The overall purpose of the programme is to facilitate a young person’s progression onto an Apprenticeship programme, full-time education or sustainable employment.
The Committee at TREC, or the Thimblemill Recreation & Entertainment Centre (formerly the GKN Social Club) are having two Open Days to show the local community the amenities on offer, and to try to recruit new members.
The open days will be on Sunday 31st August between 1pm-3pm & Wednesday 3rd September between 7pm-9pm.
As you may be aware, the Social Club is proposing to sell-off the area of natural woodland alongside Thimblemill Road to housing developers, who are looking to build a dozen two and three-storey houses there. Protestors objecting to the sale have called for the club to consider an alternative way forward with a better marketing and membership strategy, arguing that this would be a more sustainable business plan than a one-off sale of land. The open days are presumably part of that marketing exercise.
This could be interpreted as a genuine attempt to look at alternatives to the sell-off, or a cynical attempt to try to say to the council Planning Committee that they had tried to recruit more members without any great success. Perhaps one of the things people would want to ask on the open day is…will members get a say over the land disposal, or will the club committee make the decision without any recourse to the members?
However, if we assume this move is in good faith, and people do think the Club can avoid having to destroy the woodland by a better marketing strategy, these open days are a good opportunity to see what the club has on offer. I suspect the prospective new members won't want to hand over their annual membership fee… only to find the Club sell the land to developers anyway.

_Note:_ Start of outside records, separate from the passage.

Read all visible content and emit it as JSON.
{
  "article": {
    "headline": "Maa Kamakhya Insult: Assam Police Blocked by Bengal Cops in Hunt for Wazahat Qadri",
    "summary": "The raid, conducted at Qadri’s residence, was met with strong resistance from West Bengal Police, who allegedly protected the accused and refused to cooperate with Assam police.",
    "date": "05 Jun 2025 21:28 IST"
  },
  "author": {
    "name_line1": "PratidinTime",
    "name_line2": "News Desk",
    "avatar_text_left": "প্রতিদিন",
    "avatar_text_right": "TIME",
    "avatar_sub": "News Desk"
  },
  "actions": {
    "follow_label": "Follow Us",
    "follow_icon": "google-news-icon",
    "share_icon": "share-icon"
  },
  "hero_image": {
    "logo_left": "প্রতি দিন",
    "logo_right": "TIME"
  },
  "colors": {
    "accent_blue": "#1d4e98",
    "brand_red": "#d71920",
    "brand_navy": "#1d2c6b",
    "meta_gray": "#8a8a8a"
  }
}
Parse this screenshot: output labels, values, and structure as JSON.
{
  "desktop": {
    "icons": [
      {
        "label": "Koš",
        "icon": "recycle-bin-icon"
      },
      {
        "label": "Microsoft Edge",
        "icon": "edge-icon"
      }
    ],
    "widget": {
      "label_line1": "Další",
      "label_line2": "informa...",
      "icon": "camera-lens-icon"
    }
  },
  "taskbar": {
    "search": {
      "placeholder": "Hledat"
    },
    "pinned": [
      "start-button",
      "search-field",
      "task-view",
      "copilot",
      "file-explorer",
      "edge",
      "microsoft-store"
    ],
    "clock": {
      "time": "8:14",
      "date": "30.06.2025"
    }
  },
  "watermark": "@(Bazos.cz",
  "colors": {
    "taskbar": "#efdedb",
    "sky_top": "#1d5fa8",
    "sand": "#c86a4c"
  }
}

Surely the best option would be to put the land disposal on hold whilst a sustainable membership strategy is developed, and only if that is seen to be a hopeless cause would they consider alternatives?
I love this. A feature on Moseley Road baths in Birmingham, due to close next year. In Bearwood we can appreciate the dilemma. How do you balance the incredibly high cost of trying to maintain the running costs of an efficient swimming centre in an elderly, crumbling building within a heritage building?
A modern, energy efficient leisure centre and pool can be run at a fraction of the running costs of a building like Moseley Road baths, or Thimblemill Baths for that matter. With massive pressures on areas like social care for the elderly (facing budget cuts of up to 30%) or safeguarding children, do you concentrate your resources on trying to maintain and preserve a beautiful old building?
Anyway… take a few minutes to watch this film.
Trading Standards have advised people to remain vigilant after they were notified of a scam operating in the Great Barr area. People are receiving calls/visits from someone pretending to be from Sandwell Council, advising the householder that they have been paying too much council tax and that their property is in the wrong property band. They then arrange a visit and ask for £175.00 cash/cheque for the service.
Another scam, that has taken place in the Cradley Heath area, is that an elderly person was visited by someone, again claiming they were from Sandwell Council, who upon entering the property unplugged the phone line (therefore the community alarm would not work) and demanded £300.00, they left with £30.00.
The police are investigating the above cases.